The goal of the game is to destroy the enemy stronghold, while building up your own. Demolish the right buildings to claim victory. (We understand new, free game-types are on their way.) Players on both sides run about, undertaking tasks and attacking the opposing team. The combat, however, lacks dynamism, with neither default third-person melee combat, nor the first-person magic and guns mode proving particularly exciting. Most players will rely on their third-person melee skills for the worst of the fighting, since these weapons are very powerful and also come by default. Ranged weapons are commonplace, but rather inaccurate, and with limited ammo. The sneakier players will use the cover, attacking with a ranged weapon to soften up a target and then use the 'dash' function to speed forward and hack their foe down in his tracks. As the game escalates, more troop types become available and the melee combat becomes increasingly deadly for the weaker players.

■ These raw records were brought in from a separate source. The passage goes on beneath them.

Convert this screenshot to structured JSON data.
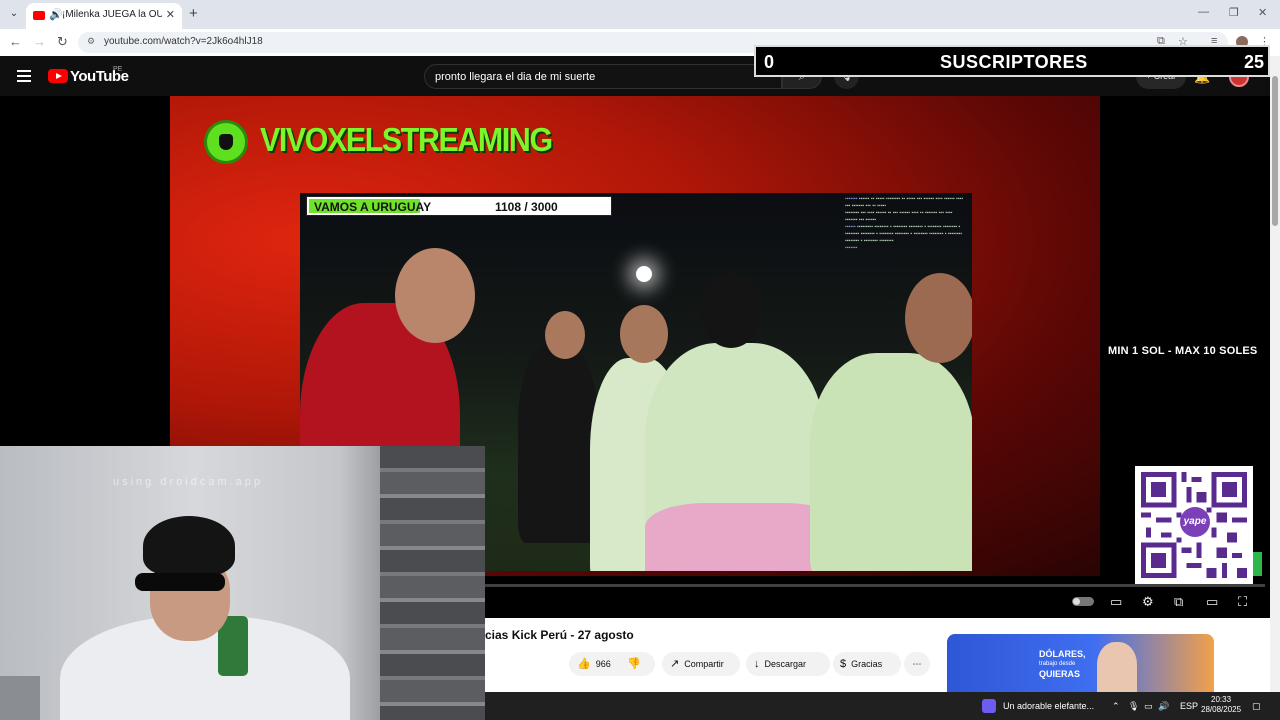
{
  "browser": {
    "tab_title": "¡Milenka JUEGA la OUIJA y...",
    "url": "youtube.com/watch?v=2Jk6o4hlJ18"
  },
  "masthead": {
    "logo_text": "YouTube",
    "country_code": "PE",
    "search_query": "pronto llegara el dia de mi suerte",
    "create_label": "Crear"
  },
  "overlay": {
    "subs_left": "0",
    "subs_label": "SUSCRIPTORES",
    "subs_right": "25",
    "brand": "VIVOXELSTREAMING",
    "goal_label": "VAMOS A URUGUAY",
    "goal_value": "1108 / 3000",
    "goal_progress": 0.37,
    "donation_range": "MIN 1 SOL - MAX 10 SOLES",
    "yape_label": "yape",
    "webcam_watermark": "using droidcam.app"
  },
  "video": {
    "title": "cias Kick Perú - 27 agosto",
    "likes": "966",
    "share_label": "Compartir",
    "download_label": "Descargar",
    "thanks_label": "Gracias"
  },
  "ad": {
    "line1": "DÓLARES,",
    "line2": "trabajo desde",
    "line3": "QUIERAS"
  },
  "taskbar": {
    "media_title": "Un adorable elefante...",
    "language": "ESP",
    "time": "20:33",
    "date": "28/08/2025"
  }
}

But there is more to Savage than just combat, even though for the grunts of the game life is all about running and clicking-clicking-clicking. You click to shoot, to attack, to slay animals for harvesting, to mine the precious red-ore and even to create buildings. Mining? Building? Oh yes. Not all the team are on the ground, doing the dirty work. One person is doing the 'god-in-the-sky' routine familiar from normal RTS games. He can see all the events as they take place on the map, as if he were playing Warcraft or one of its many clones. This commander can decide where to plant many types of buildings and also has control over some NPC minions, whom he can order to build and mine resources. This heavenly strategist can attempt to give his human minions orders too, only they don't have to listen to him if they don't want to. They're exercising the greatest illusion of all, their free will. All in all, the boss experience is frustrating and under-powered. For the internet generals it will be a disappointment unless they can muster an organised team of 30 players to obey their whims. Which seems unlikely.